…from six weeks’ R & R, four of which in sunny Sweden. 1.6 kilos richer. Arrived this morning after driving all night, went straight to work. Asking myself if I should have stayed.
Just as I thought I had lost weight.
I’m quite sure there is something I’ve promised to do on Saturday, but I just can’t remember what it is!! Isn’t that scary when it happens?
I have a flashback memory snippet of me being asked to do something, then turning to my wife to double-check that there wasn’t anything else going on on that day, and then accepting. But what was it?
I bought a couple of upgraded RAM memory sticks for my stationary computer the other day – no, I haven’t forgotten to put them in, I’m just waiting for the heatsinks that I ordered separately – and that made me wonder why on Earth I can’t order some extra RAM for my brain as well.
However, at least you have an explanation for the periods when there are no new entries on this blog: I’ve probably just forgotten to write something new.
Now, there was something else I was going to say about that… oh bother.
Only one day after I put a video clip with Bono on this site, I get to hear that he’s in town to meet EU Commission President José Manuel Barroso – and there’ll be a press conference later this evening.
I was hovering around in the EU Commission’s press centre trying to think of some excuse to attend that press conference – that would have required an intelligent connection between what I cover (the food industry) and what these gentlemen would be discussing (certainly not the food industry) – when the next thing happened: my computer’s battery ran flat.
Nothing unusual, not at all. But when I was to plug it in and recharge it… I found that I’d for ONCE forgotten the cable at home.
So there wasn’t much else to do than pack up and go home.
Yesterday, I found out on arrival at the EU quarters that I had forgotten my pen and note pad. Easypeasy, thought I, sailing down to the news agent around the corner from the Council… only to find that I had forgotten my credit card as well. I had just enough cash on me to buy a pen, but had to leave the note pad behind (I never take a lot of cash if I can avoid it).
This is worrying.
Today, I finally got my permanent accreditation badge at the EU, after being examined and scrutinised in all ways imaginable (and some unimaginable). Well, the gentle leady issuing the badge asked me if I wanted to retake the photo that goes on it. Sure, said I unsuspectingly, but when I saw the pic, I realised there must be something wrong with the camera they used.
Towards me stared the self-sufficient face of an old man, bearing only remote resemblance to what I consider being the image greeting me in the mirror each morning. A stuffy old git, with thin hair and fluffy cheeks, instead of the other way round. Yeaouwch! Is that suppose to be me?
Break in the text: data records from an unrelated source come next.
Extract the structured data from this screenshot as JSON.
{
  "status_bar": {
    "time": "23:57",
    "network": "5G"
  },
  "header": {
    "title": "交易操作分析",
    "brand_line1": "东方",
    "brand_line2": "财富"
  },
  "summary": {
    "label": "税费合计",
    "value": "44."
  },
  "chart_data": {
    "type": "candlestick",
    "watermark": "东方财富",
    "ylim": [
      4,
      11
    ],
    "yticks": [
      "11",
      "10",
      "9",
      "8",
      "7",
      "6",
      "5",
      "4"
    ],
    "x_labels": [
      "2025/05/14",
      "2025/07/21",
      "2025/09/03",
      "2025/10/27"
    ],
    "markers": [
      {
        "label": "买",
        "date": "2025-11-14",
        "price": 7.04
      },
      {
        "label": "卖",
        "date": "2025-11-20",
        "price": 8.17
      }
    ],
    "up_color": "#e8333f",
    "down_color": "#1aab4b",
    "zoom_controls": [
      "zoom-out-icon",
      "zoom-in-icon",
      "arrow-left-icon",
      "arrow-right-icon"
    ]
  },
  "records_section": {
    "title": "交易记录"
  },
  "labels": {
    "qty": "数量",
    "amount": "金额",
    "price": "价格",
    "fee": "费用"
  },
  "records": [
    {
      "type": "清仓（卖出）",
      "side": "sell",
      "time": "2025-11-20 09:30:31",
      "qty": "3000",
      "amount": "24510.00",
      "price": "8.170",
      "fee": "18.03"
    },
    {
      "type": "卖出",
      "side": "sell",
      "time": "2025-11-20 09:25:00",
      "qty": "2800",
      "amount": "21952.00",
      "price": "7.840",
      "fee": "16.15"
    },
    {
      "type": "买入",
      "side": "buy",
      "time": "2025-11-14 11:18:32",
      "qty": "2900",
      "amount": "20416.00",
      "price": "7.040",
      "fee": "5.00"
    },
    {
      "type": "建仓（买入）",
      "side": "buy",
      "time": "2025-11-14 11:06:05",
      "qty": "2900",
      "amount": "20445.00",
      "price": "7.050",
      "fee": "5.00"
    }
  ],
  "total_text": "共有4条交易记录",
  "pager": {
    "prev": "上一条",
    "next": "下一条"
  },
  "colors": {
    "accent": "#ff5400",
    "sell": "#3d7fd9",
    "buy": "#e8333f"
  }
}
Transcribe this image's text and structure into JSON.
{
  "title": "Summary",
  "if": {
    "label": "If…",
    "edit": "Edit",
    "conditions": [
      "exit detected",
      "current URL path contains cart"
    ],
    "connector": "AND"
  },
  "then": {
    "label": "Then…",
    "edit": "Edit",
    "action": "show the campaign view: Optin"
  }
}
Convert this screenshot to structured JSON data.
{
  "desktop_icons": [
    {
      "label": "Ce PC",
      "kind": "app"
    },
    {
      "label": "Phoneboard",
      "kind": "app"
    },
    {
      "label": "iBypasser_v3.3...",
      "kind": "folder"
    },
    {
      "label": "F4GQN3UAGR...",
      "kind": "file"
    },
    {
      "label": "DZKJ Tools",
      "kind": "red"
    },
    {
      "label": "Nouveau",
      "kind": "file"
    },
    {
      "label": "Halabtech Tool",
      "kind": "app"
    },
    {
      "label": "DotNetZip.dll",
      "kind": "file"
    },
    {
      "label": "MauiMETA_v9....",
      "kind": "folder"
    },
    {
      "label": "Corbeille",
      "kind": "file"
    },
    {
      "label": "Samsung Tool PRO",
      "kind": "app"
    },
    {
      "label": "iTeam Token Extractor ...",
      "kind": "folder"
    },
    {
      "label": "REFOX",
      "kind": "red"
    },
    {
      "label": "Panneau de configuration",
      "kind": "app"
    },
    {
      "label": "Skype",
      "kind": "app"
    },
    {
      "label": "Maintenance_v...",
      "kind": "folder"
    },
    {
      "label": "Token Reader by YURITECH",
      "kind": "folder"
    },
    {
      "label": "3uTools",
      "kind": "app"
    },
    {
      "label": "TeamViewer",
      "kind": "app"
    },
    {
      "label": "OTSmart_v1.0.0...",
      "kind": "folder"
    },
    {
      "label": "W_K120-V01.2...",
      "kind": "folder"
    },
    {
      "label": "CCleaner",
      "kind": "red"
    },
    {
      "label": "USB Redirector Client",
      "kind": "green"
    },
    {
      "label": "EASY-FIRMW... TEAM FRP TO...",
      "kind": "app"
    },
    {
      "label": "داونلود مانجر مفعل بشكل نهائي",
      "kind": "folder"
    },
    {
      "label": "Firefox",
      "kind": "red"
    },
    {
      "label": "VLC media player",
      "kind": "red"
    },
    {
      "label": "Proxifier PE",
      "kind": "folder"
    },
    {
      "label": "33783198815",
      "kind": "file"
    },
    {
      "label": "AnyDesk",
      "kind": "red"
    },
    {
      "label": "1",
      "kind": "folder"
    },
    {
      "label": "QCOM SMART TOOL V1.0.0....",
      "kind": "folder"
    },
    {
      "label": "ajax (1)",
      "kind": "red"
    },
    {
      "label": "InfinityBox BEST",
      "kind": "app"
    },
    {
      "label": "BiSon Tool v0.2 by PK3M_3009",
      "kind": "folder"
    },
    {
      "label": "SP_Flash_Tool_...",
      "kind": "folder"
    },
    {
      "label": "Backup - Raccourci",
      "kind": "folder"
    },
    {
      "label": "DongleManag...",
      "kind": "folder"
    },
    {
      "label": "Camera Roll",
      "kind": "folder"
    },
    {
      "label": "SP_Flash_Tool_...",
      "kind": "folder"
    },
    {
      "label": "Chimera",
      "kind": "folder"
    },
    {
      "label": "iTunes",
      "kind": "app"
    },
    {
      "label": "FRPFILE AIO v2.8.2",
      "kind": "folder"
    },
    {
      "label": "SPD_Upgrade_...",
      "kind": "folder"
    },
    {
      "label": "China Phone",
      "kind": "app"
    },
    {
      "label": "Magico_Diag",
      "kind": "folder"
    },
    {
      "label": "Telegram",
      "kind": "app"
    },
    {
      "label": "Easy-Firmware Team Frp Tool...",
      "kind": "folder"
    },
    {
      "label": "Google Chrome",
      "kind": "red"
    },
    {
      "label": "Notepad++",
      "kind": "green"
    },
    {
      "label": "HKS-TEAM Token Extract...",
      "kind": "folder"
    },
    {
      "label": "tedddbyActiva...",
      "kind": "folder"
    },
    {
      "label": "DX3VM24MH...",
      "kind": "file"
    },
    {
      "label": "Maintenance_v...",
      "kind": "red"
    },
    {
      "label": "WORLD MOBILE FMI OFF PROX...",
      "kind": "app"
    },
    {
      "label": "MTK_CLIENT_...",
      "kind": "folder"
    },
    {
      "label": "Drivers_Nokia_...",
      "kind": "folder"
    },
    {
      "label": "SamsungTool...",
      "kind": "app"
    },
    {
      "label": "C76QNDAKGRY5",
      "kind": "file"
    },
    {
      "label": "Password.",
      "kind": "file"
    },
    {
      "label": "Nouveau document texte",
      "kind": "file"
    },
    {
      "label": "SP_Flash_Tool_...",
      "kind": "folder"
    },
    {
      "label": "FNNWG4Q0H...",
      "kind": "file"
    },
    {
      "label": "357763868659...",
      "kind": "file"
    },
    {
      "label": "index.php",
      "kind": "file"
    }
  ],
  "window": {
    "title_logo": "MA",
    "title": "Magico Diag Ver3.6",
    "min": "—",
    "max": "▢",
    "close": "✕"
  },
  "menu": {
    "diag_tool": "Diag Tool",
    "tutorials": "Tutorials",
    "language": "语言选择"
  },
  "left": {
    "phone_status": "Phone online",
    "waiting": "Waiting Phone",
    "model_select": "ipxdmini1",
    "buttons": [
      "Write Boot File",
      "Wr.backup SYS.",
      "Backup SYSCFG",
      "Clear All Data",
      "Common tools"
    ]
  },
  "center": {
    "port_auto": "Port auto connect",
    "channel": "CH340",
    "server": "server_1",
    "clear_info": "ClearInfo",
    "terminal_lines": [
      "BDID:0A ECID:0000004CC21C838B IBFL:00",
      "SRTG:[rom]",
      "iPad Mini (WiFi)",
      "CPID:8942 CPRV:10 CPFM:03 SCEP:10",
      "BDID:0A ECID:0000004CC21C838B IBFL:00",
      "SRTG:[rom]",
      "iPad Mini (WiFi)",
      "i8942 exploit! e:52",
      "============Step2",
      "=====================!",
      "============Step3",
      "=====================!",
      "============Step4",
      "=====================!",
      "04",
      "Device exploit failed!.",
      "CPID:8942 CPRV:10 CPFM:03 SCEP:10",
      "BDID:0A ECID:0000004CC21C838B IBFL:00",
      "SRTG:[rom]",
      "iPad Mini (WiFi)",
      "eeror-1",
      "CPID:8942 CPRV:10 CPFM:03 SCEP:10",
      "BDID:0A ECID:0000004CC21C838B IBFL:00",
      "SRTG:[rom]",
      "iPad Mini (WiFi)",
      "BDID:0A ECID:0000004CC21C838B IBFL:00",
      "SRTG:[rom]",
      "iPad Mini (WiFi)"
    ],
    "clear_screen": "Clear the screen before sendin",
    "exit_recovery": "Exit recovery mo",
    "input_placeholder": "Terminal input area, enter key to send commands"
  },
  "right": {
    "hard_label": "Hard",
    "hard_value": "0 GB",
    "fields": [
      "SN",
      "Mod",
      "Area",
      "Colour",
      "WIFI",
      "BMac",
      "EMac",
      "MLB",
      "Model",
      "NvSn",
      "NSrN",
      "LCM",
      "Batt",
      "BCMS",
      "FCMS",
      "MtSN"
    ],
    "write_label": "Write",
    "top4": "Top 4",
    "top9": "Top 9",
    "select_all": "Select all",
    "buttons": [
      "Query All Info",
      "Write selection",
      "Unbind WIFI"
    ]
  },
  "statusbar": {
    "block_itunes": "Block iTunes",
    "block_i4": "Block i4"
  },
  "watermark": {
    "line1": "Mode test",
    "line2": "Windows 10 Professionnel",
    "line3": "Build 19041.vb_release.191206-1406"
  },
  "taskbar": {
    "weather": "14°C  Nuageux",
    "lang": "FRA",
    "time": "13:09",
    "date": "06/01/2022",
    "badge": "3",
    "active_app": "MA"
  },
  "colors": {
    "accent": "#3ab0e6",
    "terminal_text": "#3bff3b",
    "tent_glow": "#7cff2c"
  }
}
I told my wife that I looked like Mr. Toad, and when I then showed her the picture, she started laughing uncontrollably. Naughty girl.
It didn’t get any better when I read the following definition of Mr. Toad on Wikipedia:
“Something of a fop, he is extremely rich, being the village squire and owner of Toad Hall, but is also conceited, impulsive, and lacking in basic common sense. He has a reckless obsession with motor cars, which lands him in trouble with the law.
Nevertheless, Toad is lovable and has his heart in the right place.”
Don’t say it. Don’t say it.